Arthritis occurs when joint cartilage degenerates as a result of wear and tear, aging, injury or misuse. Spinal arthritis can cause stiffness and pain in the neck, mid or lower back.

Symptoms of osteoarthritis in the spine also may include:

  • Pain, tenderness or numbness in the neck
  • Low back pain that extends into the buttocks, thighs or hips
  • Pain or tenderness in the shoulders, hips, knees or heels
  • A “crunching” sensation, or sound of bone against bone
  • Weakness or numbness in the legs or arms
  • Limited range of mobility, difficulty bending or walking
  • Spinal deformity

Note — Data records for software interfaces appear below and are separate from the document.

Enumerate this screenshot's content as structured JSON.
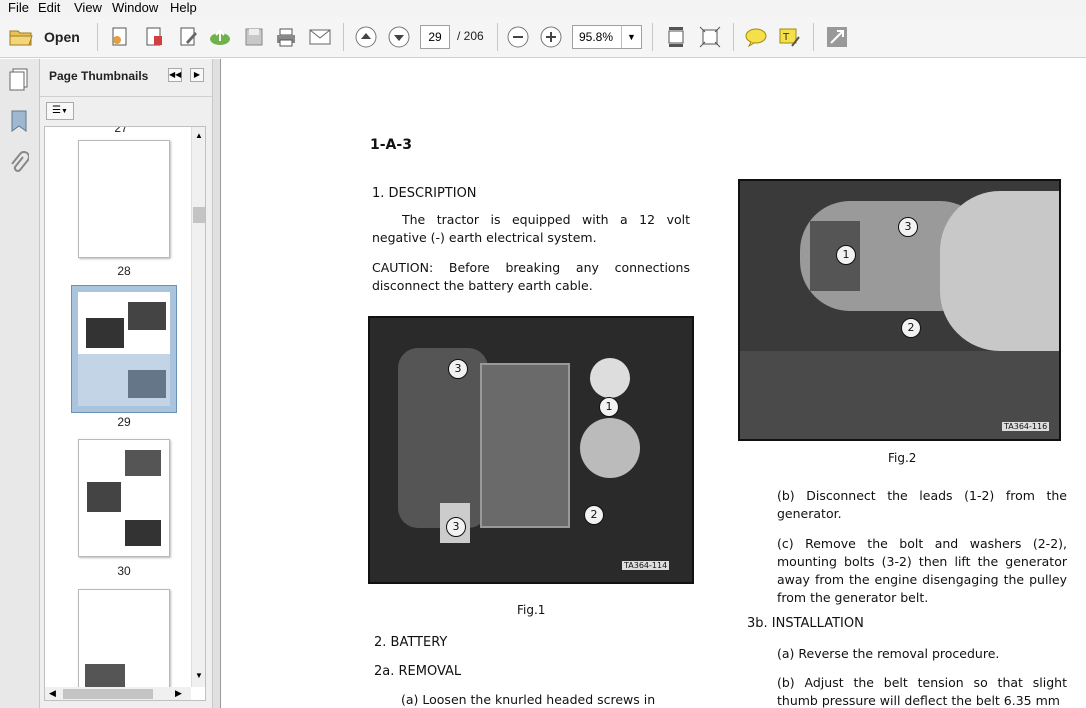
{
  "menu": {
    "file": "File",
    "edit": "Edit",
    "view": "View",
    "window": "Window",
    "help": "Help"
  },
  "toolbar": {
    "open_label": "Open",
    "current_page": "29",
    "page_total": "/ 206",
    "zoom": "95.8%"
  },
  "nav": {
    "title": "Page Thumbnails",
    "thumbnails": [
      {
        "label": "27"
      },
      {
        "label": "28"
      },
      {
        "label": "29"
      },
      {
        "label": "30"
      }
    ]
  },
  "document": {
    "section_id": "1-A-3",
    "h1": "1. DESCRIPTION",
    "p1": "The tractor is equipped with a 12 volt negative (-) earth electrical system.",
    "caution": "CAUTION: Before breaking any connections disconnect the battery earth cable.",
    "fig1_caption": "Fig.1",
    "fig1_tag": "TA364-114",
    "h2": "2. BATTERY",
    "h2a": "2a. REMOVAL",
    "p_remove": "(a) Loosen the knurled headed screws in",
    "fig2_tag": "TA364-116",
    "fig2_caption": "Fig.2",
    "step_b": "(b) Disconnect the leads (1-2) from the generator.",
    "step_c": "(c) Remove the bolt and washers (2-2), mounting bolts (3-2) then lift the generator away from the engine disengaging the pulley from the generator belt.",
    "h3b": "3b. INSTALLATION",
    "inst_a": "(a) Reverse the removal procedure.",
    "inst_b": "(b) Adjust the belt tension so that slight thumb pressure will deflect the belt 6.35 mm",
    "callouts_fig1": [
      "3",
      "1",
      "3",
      "2"
    ],
    "callouts_fig2": [
      "3",
      "1",
      "2"
    ]
  }
}
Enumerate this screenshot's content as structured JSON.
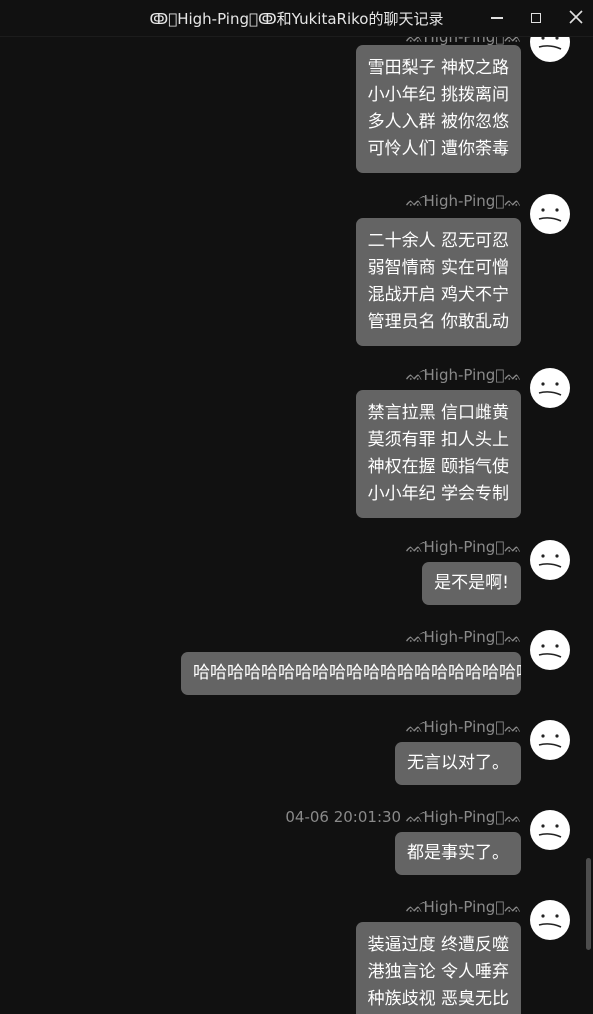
{
  "window": {
    "title": "ↂ᷍High-Ping᷍ↂ和YukitaRiko的聊天记录",
    "minimize_icon": "minimize-icon",
    "maximize_icon": "maximize-icon",
    "close_icon": "close-icon"
  },
  "colors": {
    "background": "#111111",
    "bubble": "#646464",
    "meta_text": "#8a8a8a"
  },
  "messages": [
    {
      "sender": "ᨐ᷍High-Ping᷍ᨐ",
      "time": "",
      "lines": [
        "雪田梨子 神权之路",
        "小小年纪 挑拨离间",
        "多人入群 被你忽悠",
        "可怜人们 遭你荼毒"
      ]
    },
    {
      "sender": "ᨐ᷍High-Ping᷍ᨐ",
      "time": "",
      "lines": [
        "二十余人 忍无可忍",
        "弱智情商 实在可憎",
        "混战开启 鸡犬不宁",
        "管理员名 你敢乱动"
      ]
    },
    {
      "sender": "ᨐ᷍High-Ping᷍ᨐ",
      "time": "",
      "lines": [
        "禁言拉黑 信口雌黄",
        "莫须有罪 扣人头上",
        "神权在握 颐指气使",
        "小小年纪 学会专制"
      ]
    },
    {
      "sender": "ᨐ᷍High-Ping᷍ᨐ",
      "time": "",
      "lines": [
        "是不是啊!"
      ]
    },
    {
      "sender": "ᨐ᷍High-Ping᷍ᨐ",
      "time": "",
      "lines": [
        "哈哈哈哈哈哈哈哈哈哈哈哈哈哈哈哈哈哈哈哈"
      ]
    },
    {
      "sender": "ᨐ᷍High-Ping᷍ᨐ",
      "time": "",
      "lines": [
        "无言以对了。"
      ]
    },
    {
      "sender": "ᨐ᷍High-Ping᷍ᨐ",
      "time": "04-06 20:01:30",
      "lines": [
        "都是事实了。"
      ]
    },
    {
      "sender": "ᨐ᷍High-Ping᷍ᨐ",
      "time": "",
      "lines": [
        "装逼过度 终遭反噬",
        "港独言论 令人唾弃",
        "种族歧视 恶臭无比"
      ]
    }
  ]
}
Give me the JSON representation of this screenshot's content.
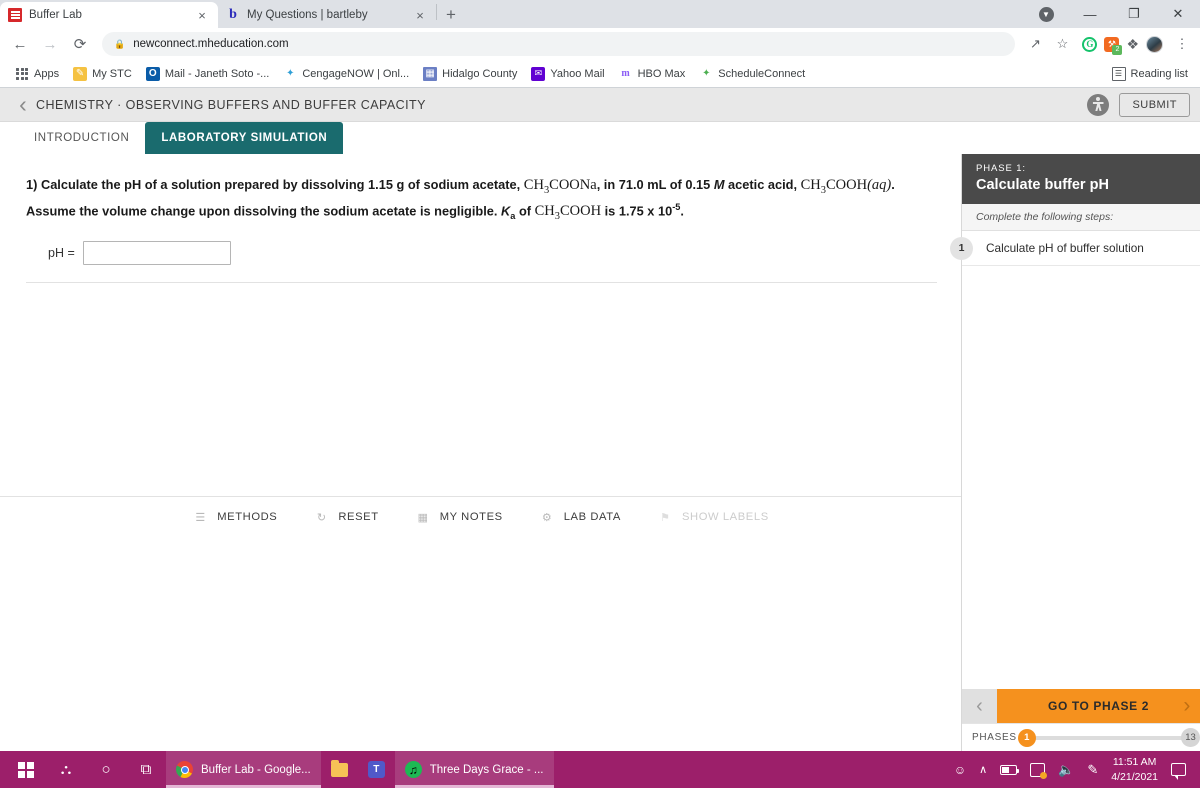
{
  "browser": {
    "tabs": [
      {
        "title": "Buffer Lab",
        "favicon": "mcgraw-hill-icon",
        "active": true,
        "close_label": "×"
      },
      {
        "title": "My Questions | bartleby",
        "favicon": "bartleby-icon",
        "active": false,
        "close_label": "×"
      }
    ],
    "new_tab_label": "+",
    "window_controls": {
      "download": "▼",
      "minimize": "—",
      "maximize": "❐",
      "close": "✕"
    },
    "nav": {
      "back": "←",
      "forward": "→",
      "reload": "⟳"
    },
    "omnibox": {
      "lock_icon": "🔒",
      "url": "newconnect.mheducation.com"
    },
    "omnibox_icons": {
      "share": "↗",
      "bookmark": "☆"
    },
    "extensions": [
      {
        "name": "grammarly-icon",
        "label": "G"
      },
      {
        "name": "extension-orange-icon",
        "label": "⚘",
        "badge": "2"
      },
      {
        "name": "puzzle-icon",
        "label": "❖"
      },
      {
        "name": "profile-avatar",
        "label": ""
      },
      {
        "name": "chrome-menu-icon",
        "label": "⋮"
      }
    ],
    "bookmarks": [
      {
        "label": "Apps",
        "icon": "apps-grid-icon"
      },
      {
        "label": "My STC",
        "icon": "pencil-icon"
      },
      {
        "label": "Mail - Janeth Soto -...",
        "icon": "outlook-icon"
      },
      {
        "label": "CengageNOW | Onl...",
        "icon": "cengage-icon"
      },
      {
        "label": "Hidalgo County",
        "icon": "building-icon"
      },
      {
        "label": "Yahoo Mail",
        "icon": "yahoo-mail-icon"
      },
      {
        "label": "HBO Max",
        "icon": "hbo-max-icon"
      },
      {
        "label": "ScheduleConnect",
        "icon": "schedule-connect-icon"
      }
    ],
    "reading_list": {
      "label": "Reading list",
      "icon": "reading-list-icon"
    }
  },
  "app": {
    "back_chevron": "‹",
    "course_title": "CHEMISTRY · OBSERVING BUFFERS AND BUFFER CAPACITY",
    "accessibility_icon": "accessibility-icon",
    "submit_label": "SUBMIT",
    "tabs": [
      {
        "label": "INTRODUCTION",
        "active": false
      },
      {
        "label": "LABORATORY SIMULATION",
        "active": true
      }
    ],
    "question": {
      "number": "1)",
      "part1": "Calculate the pH of a solution prepared by dissolving 1.15 g of sodium acetate, ",
      "formula1": "CH",
      "formula1_sub": "3",
      "formula1_rest": "COONa",
      "part2": ", in 71.0 mL of 0.15 ",
      "molarity": "M",
      "part3": " acetic acid, ",
      "formula2": "CH",
      "formula2_sub": "3",
      "formula2_rest": "COOH",
      "formula2_state": "(aq)",
      "part4": ". Assume the volume change upon dissolving the sodium acetate is negligible. ",
      "ka": "K",
      "ka_sub": "a",
      "part5": " of ",
      "formula3": "CH",
      "formula3_sub": "3",
      "formula3_rest": "COOH",
      "part6": " is 1.75 x 10",
      "exponent": "-5",
      "part7": "."
    },
    "answer": {
      "label": "pH =",
      "value": "",
      "placeholder": ""
    },
    "sim_toolbar": [
      {
        "label": "METHODS",
        "icon": "methods-stack-icon",
        "disabled": false
      },
      {
        "label": "RESET",
        "icon": "reset-circle-icon",
        "disabled": false
      },
      {
        "label": "MY NOTES",
        "icon": "notes-page-icon",
        "disabled": false
      },
      {
        "label": "LAB DATA",
        "icon": "flask-icon",
        "disabled": false
      },
      {
        "label": "SHOW LABELS",
        "icon": "tag-icon",
        "disabled": true
      }
    ]
  },
  "sidebar": {
    "phase_kicker": "PHASE 1:",
    "phase_name": "Calculate buffer pH",
    "steps_subtitle": "Complete the following steps:",
    "steps": [
      {
        "number": "1",
        "label": "Calculate pH of buffer solution"
      }
    ],
    "nav": {
      "prev_chevron": "‹",
      "label": "GO TO PHASE 2",
      "next_chevron": "›"
    },
    "phases": {
      "label": "PHASES",
      "current": "1",
      "total": "13"
    }
  },
  "taskbar": {
    "start_icon": "windows-start-icon",
    "search_icon": "⚲",
    "cortana_icon": "○",
    "taskview_icon": "⧉",
    "apps": [
      {
        "label": "Buffer Lab - Google...",
        "icon": "chrome-icon",
        "running": true
      },
      {
        "label": "",
        "icon": "file-explorer-icon",
        "running": false
      },
      {
        "label": "",
        "icon": "teams-icon",
        "running": false
      },
      {
        "label": "Three Days Grace - ...",
        "icon": "spotify-icon",
        "running": true
      }
    ],
    "tray": {
      "people_icon": "⛬",
      "chevron_up": "∧",
      "battery_icon": "battery-icon",
      "picture_icon": "picture-tray-icon",
      "volume_icon": "ὐa",
      "pen_icon": "✎",
      "time": "11:51 AM",
      "date": "4/21/2021",
      "notification_icon": "notification-icon"
    }
  }
}
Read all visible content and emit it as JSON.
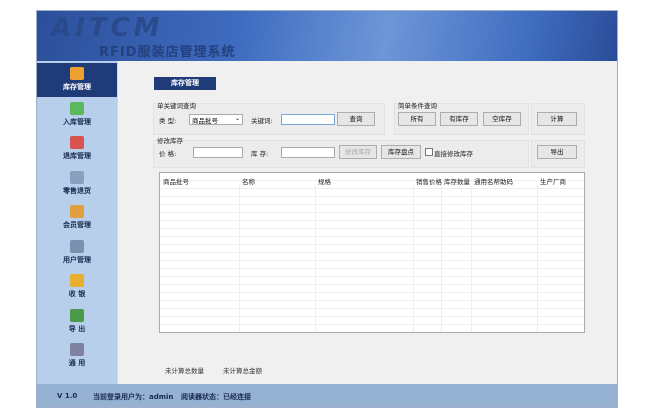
{
  "header": {
    "logo": "AITCM",
    "title": "RFID服装店管理系统"
  },
  "sidebar": {
    "items": [
      {
        "label": "库存管理",
        "icon": "inventory-icon",
        "active": true
      },
      {
        "label": "入库管理",
        "icon": "stock-in-icon"
      },
      {
        "label": "退库管理",
        "icon": "stock-return-icon"
      },
      {
        "label": "零售退货",
        "icon": "retail-return-icon"
      },
      {
        "label": "会员管理",
        "icon": "members-icon"
      },
      {
        "label": "用户管理",
        "icon": "users-icon"
      },
      {
        "label": "收 银",
        "icon": "cashier-icon"
      },
      {
        "label": "导 出",
        "icon": "export-icon"
      },
      {
        "label": "通 用",
        "icon": "general-icon"
      }
    ]
  },
  "page_tab": "库存管理",
  "keyword_group": {
    "title": "单关键词查询",
    "type_label": "类  型:",
    "type_value": "商品批号",
    "keyword_label": "关键词:",
    "keyword_value": "",
    "query": "查询"
  },
  "simple_group": {
    "title": "简单条件查询",
    "all": "所有",
    "in_stock": "有库存",
    "empty": "空库存"
  },
  "calc": "计算",
  "modify_group": {
    "title": "修改库存",
    "price_label": "价  格:",
    "price_value": "",
    "stock_label": "库  存:",
    "stock_value": "",
    "modify": "修改库存",
    "inventory_check": "库存盘点",
    "direct_modify": "直接修改库存",
    "direct_modify_checked": false
  },
  "export": "导出",
  "table": {
    "columns": [
      "商品批号",
      "名称",
      "规格",
      "销售价格",
      "库存数量",
      "通用名帮助码",
      "生产厂商"
    ],
    "rows": []
  },
  "footer": {
    "total_qty": "未计算总数量",
    "total_amount": "未计算总金额"
  },
  "status": {
    "version": "V 1.0",
    "user": "当前登录用户为：admin",
    "reader": "阅读器状态：已经连接"
  }
}
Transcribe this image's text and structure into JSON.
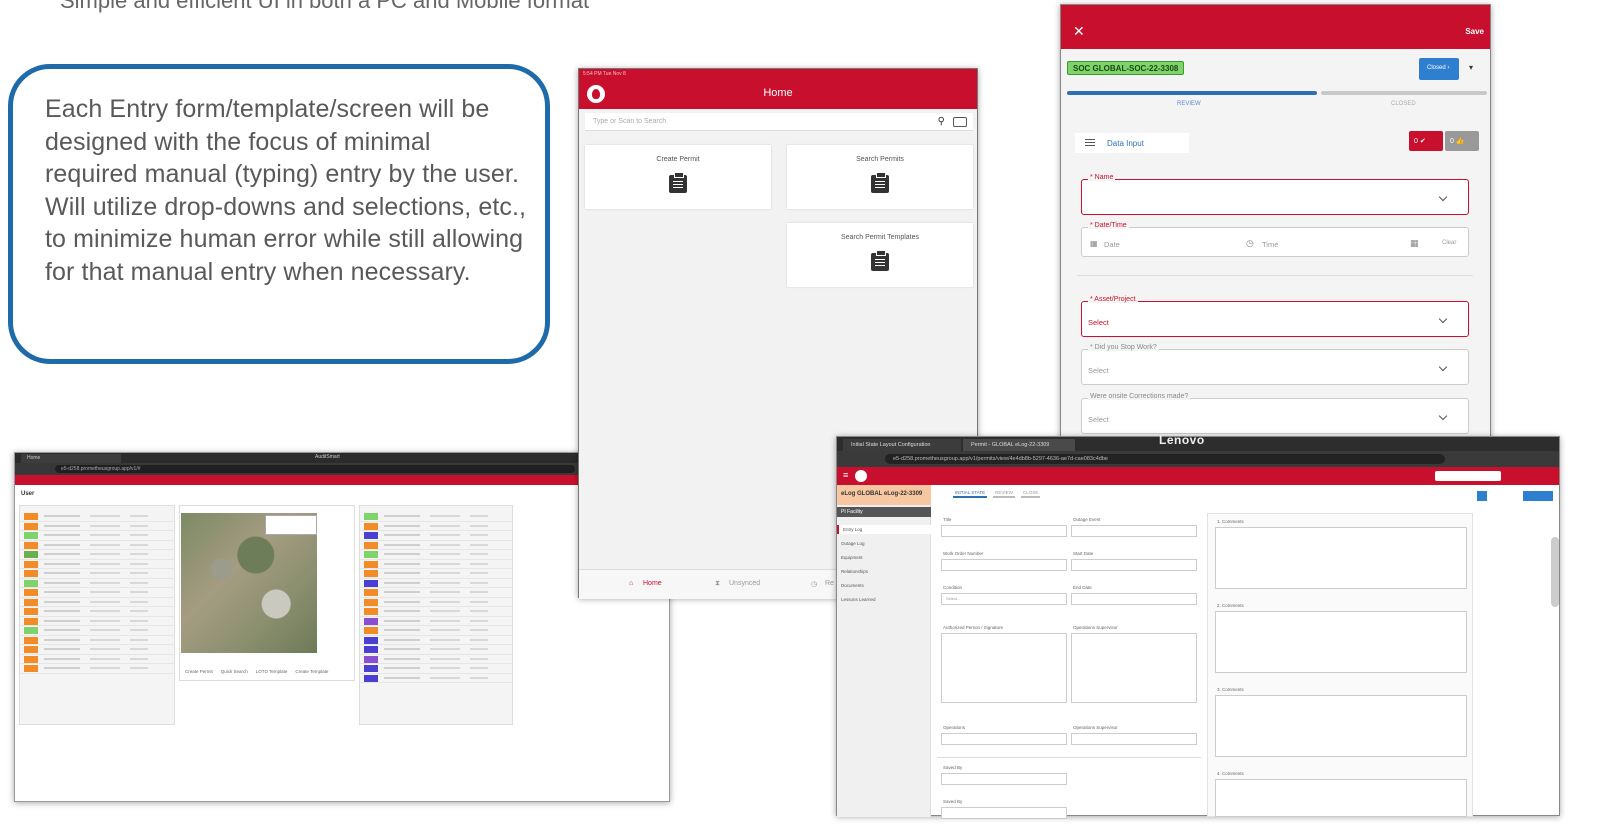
{
  "slide": {
    "top_caption": "Simple and efficient UI in both a PC and Mobile format",
    "callout_text": "Each Entry form/template/screen will be designed with the focus of minimal required manual (typing) entry by the user. Will utilize drop-downs and selections, etc., to minimize human error while still allowing for that manual entry when necessary."
  },
  "desktop_app": {
    "tab_label": "Home",
    "app_title": "AuditSmart",
    "url": "e5-d258.prometheusgroup.app/v1/#",
    "page_label": "User",
    "left_rows_colors": [
      "#f28c28",
      "#f28c28",
      "#7ed36a",
      "#f28c28",
      "#6ab04c",
      "#f28c28",
      "#f28c28",
      "#7ed36a",
      "#f28c28",
      "#f28c28",
      "#f28c28",
      "#f28c28",
      "#7ed36a",
      "#f28c28",
      "#f28c28",
      "#f28c28",
      "#f28c28"
    ],
    "right_rows_colors": [
      "#7ed36a",
      "#f28c28",
      "#4a3fd0",
      "#f28c28",
      "#7ed36a",
      "#f28c28",
      "#f28c28",
      "#4a3fd0",
      "#f28c28",
      "#f28c28",
      "#f28c28",
      "#8a4fd0",
      "#f28c28",
      "#4a3fd0",
      "#4a3fd0",
      "#8a4fd0",
      "#4a3fd0",
      "#4a3fd0"
    ],
    "map_footer_items": [
      "Create Permit",
      "Quick Search",
      "LOTO Template",
      "Create Template"
    ]
  },
  "tablet_home": {
    "title": "Home",
    "status_left": "5:54 PM  Tue Nov 8",
    "search_placeholder": "Type or Scan to Search",
    "cards": [
      "Create Permit",
      "Search Permits",
      "Search Permit Templates"
    ],
    "bottom_nav": [
      "Home",
      "Unsynced",
      "Re"
    ]
  },
  "mobile_form": {
    "close_glyph": "✕",
    "save_label": "Save",
    "soc_tag": "SOC GLOBAL-SOC-22-3308",
    "closed_button": "Closed  ›",
    "step_review": "REVIEW",
    "step_closed": "CLOSED",
    "data_input_label": "Data Input",
    "btn_red": "0 ✔",
    "btn_grey": "0 👍",
    "fields": [
      {
        "legend": "* Name",
        "value": ""
      },
      {
        "legend": "* Date/Time",
        "value": "Date",
        "value2": "Time",
        "value3": "Clear"
      },
      {
        "legend": "* Asset/Project",
        "value": "Select"
      },
      {
        "legend": "* Did you Stop Work?",
        "value": "Select"
      },
      {
        "legend": "Were onsite Corrections made?",
        "value": "Select"
      }
    ]
  },
  "elog": {
    "tab1": "Initial State Layout Configuration",
    "tab2": "Permit - GLOBAL eLog-22-3309",
    "brand": "Lenovo",
    "url": "e5-d258.prometheusgroup.app/v1/permits/view/4e4db8b-5297-4636-ae7d-cae083c4dbe",
    "tag": "eLog  GLOBAL eLog-22-3309",
    "stage_tabs": [
      "INITIAL STATE",
      "REVIEW",
      "CLOSE"
    ],
    "facility": "PI Facility",
    "nav": [
      "Entry Log",
      "Outage Log",
      "Equipment",
      "Relationships",
      "Documents",
      "Lessons Learned"
    ],
    "labels": [
      "Title",
      "Outage Event",
      "Work Order Number",
      "Start Date",
      "Condition",
      "End Date",
      "Authorized Person / Signature",
      "Operations Supervisor",
      "Operations",
      "Operations Supervisor",
      "Saved By",
      "Saved By"
    ],
    "comments": [
      "1. Comments",
      "2. Comments",
      "3. Comments",
      "4. Comments"
    ],
    "condition_select": "Select..."
  }
}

Osteoarthritis (is the most common form of arthritis, and most frequently occurs in weight bearing joints. Spinal osteoarthritis affects the vertebral facet joints that enable the body to bend and twist. As the facet joints deteriorate, cartilage may become inflamed and eventually start to break away from the joint surfaces. Vertebrae begin to rub together, and the surrounding nerves and tissues can become inflamed, making movement painful. Osteoarthritis also may trigger the formation of osteophytes (bone spurs), that in the spine can cause the disc space to narrow and the affected disc to collapse.  Cervical arthritis, also known as cervical spondylosis, affects the upper spine and neck.)

Ankylosing spondylitis (AS) ( is a type of arthritis that causes the sacroiliac joints and the joints of the lumbar spine to become inflamed. It also frequently affects the hips and other peripheral joints. AS usually develops between the teen years and age 40. Over time, chronic spinal inflammation can result in the bonding, or fusion, of vertebrae, a process referred to as ankylosis, which in turn can affect spinal mobility.)

When is spine surgery recommended for spinal arthritis?

If conservative treatment fails to provide lasting relief, or if osteoarthritis is contributing to spinal instability or affecting the spinal nerves, minimally invasive spine surgery may be indicated. Surgical therapies for treating osteoarthritis include:

  • Laminectomy — (A procedure in which the lamina of the affected vertebrae  is removed or trimmed to widen the spinal canal and create more space for the spinal nerves.)
  • Spinal fusion — ( A surgical technique in which one or more of the vertebrae of the spine are joined together (fused) to stop them from moving against each other. This is done by placing bone grafts or bone graft substitutes between the affected vertebral bone. The graft material acts as a binding medium and also helps to maintain normal disc height – as the body heals, the vertebral bone and bone graft eventually grow together to join the vertebrae and stabilize the spine.)